The Threatened Species Recovery Hub’s six-year research program was completed in 2021. For more information see our about page.
The Threatened Species Recovery Hub was a six-year collaboration to deliver research to support the recovery of Australia’s threatened species and ecological communities. The hub finished in 2021.
We worked closely with around 250 on-ground partners across the country, including government agencies, national parks, conservation groups, Indigenous land managers, farmers and community groups to ensure research targeted our greatest challenges, was practical, and was placed into the hands of the groups who could use it to make a difference for threatened species.
Our network included over 150 of Australia’s leading environmental scientists and almost 90 higher-degree research students. Collectively we delivered 147 research projects across the country.
We were supported with funding from the Australian Government’s National Environmental Science Program matched with funding from 10 of Australia's leading universities and the Australian Wildlife Conservancy.
Peatlands are among our most spectacular wetlands and support many unique and threatened species. In Australia, despite many peatlands occurring within conservation reserves, they face a range of threats. To restore peatlands to a healthy state, we need to know which management actions actually work. We used a rapid synthesis approach to summarise evidence on the effectiveness of different management actions at restoring degraded peatlands around the world. Actions that were found to support peatland recovery include the use of rewetting, shading or mulching, reprofiling, mowing, controlling grazers and active revegetation. Planned burns and applying fertilisers had both positive and negative impacts on peatlands and grazing was largely harmful. We found that considering the impact of management actions across the whole ecosystem is vital for peatland conservation to be successful, as peatland hydrology, chemical properties and biodiversity are intrinsically linked. Our novel approach to evidence synthesis is a highly useful way of summarising evidence to support evidence-based conservation management.
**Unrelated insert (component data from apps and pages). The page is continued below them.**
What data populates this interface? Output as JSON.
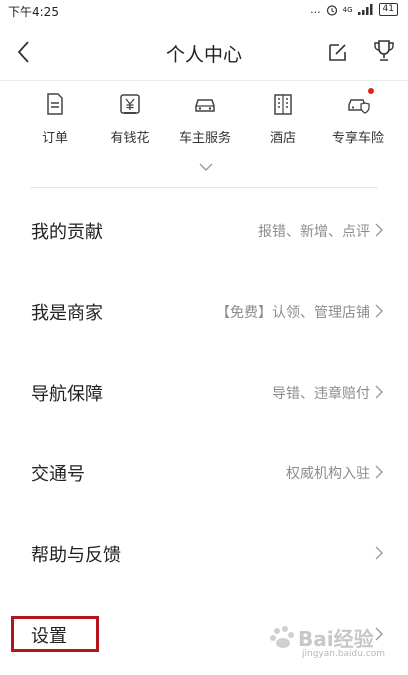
{
  "status_bar": {
    "time": "下午4:25",
    "dots": "...",
    "network": "4G",
    "battery": "41"
  },
  "header": {
    "title": "个人中心",
    "icons": [
      "back-arrow-icon",
      "edit-icon",
      "trophy-icon"
    ]
  },
  "shortcuts": [
    {
      "label": "订单",
      "icon": "document-icon"
    },
    {
      "label": "有钱花",
      "icon": "yuan-icon"
    },
    {
      "label": "车主服务",
      "icon": "car-icon"
    },
    {
      "label": "酒店",
      "icon": "building-icon"
    },
    {
      "label": "专享车险",
      "icon": "car-shield-icon",
      "badge": true
    }
  ],
  "menu": [
    {
      "title": "我的贡献",
      "hint": "报错、新增、点评"
    },
    {
      "title": "我是商家",
      "hint": "【免费】认领、管理店铺"
    },
    {
      "title": "导航保障",
      "hint": "导错、违章赔付"
    },
    {
      "title": "交通号",
      "hint": "权威机构入驻"
    },
    {
      "title": "帮助与反馈",
      "hint": ""
    },
    {
      "title": "设置",
      "hint": ""
    }
  ],
  "watermark": {
    "text": "Bai经验",
    "sub": "jingyan.baidu.com"
  },
  "colors": {
    "highlight": "#b3141c",
    "badge": "#e2231a",
    "hint": "#8c8c8c"
  }
}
Knowledge of animal responses to fire is fundamental to wildlife management in fire-prone ecosystems. Fire can influence the occurrence of large herbivores by altering the structure and composition of vegetation. However, how fire affects herbivore occurrence in many ecosystems is poorly understood. Large herbivores may be attracted to burnt areas due to higher foraging quality. Conversely, herbivores may avoid burnt areas due to heightened predation risk. We tested the influence of vegetation type and fire history variables on the occurrence of macropods at Booderee National Park in south-eastern Australia. We documented macropod occurrence at 107 long-term monitoring sites using spotlighting surveys conducted between 2003 and 2019. We modelled relationships between the occurrence of the eastern grey kangaroo (Macropus giganteus) and the swamp wallaby (Wallabia bicolor) with three fire history variables; time since fire, fire frequency and burn context (the proportion of the area surrounding each site that was recently burnt), as well as their interaction with vegetation type. We found both macropod species selected recently burnt sites, likely due to a higher abundance of preferred plants at these sites. Increasing fire frequency was associated with a reduced occurrence of the eastern grey kangaroo. The occurrence of both macropod species was significantly higher in forest sites, possibly reflecting higher foraging quality of grass and shrub species compared to woodland, heathland and shrubland sites. We suggest that if fire is used as a management tool, it is important to recognise potential feedbacks from increased foraging pressure from large herbivores. Future fire management will need to avoid burning areas of sensitive vegetation if local herbivores display pyric herbivory responses, and/or avoid small-scale burns, which may concentrate foraging pressure.
Fire is a natural process in tropical savannas, but contemporary cycles of recurrent, extensive, severe fires threaten biodiversity and other values. In northern Australia, prescribed burning to reduce wildfire incidence is incentivised through a regulated emissions abatement program. However, only certain vegetation types are eligible; also, managers of small land parcels are disadvantaged by the program’s transaction costs and interannual variability in management outcomes. Both impediments apply to landholders of the Dampier Peninsula, north-west Australia. Nevertheless, Indigenous rangers, pastoralists and other stakeholders have collaborated for 5 years to manage fire across their small holdings (300–2060 km2). We used remote sensing imagery to examine the project’s performance against seven fire regime targets related to biodiversity, cultural and pastoral values. At the scale both of individual landholders and the entire Peninsula (18 500 km2), the project significantly reduced the extent of annual fire, high-severity fire, mid-late dry season fire, fire frequency and severe fire frequency. The project significantly increased the graininess of burnt and unburnt areas and the extent unburnt for 3+ years more than tripled. The project demonstrates that cross-tenure collaboration can overcome the challenges of managing fire on small land parcels. However, this project’s sustainability depends on securing ongoing funding.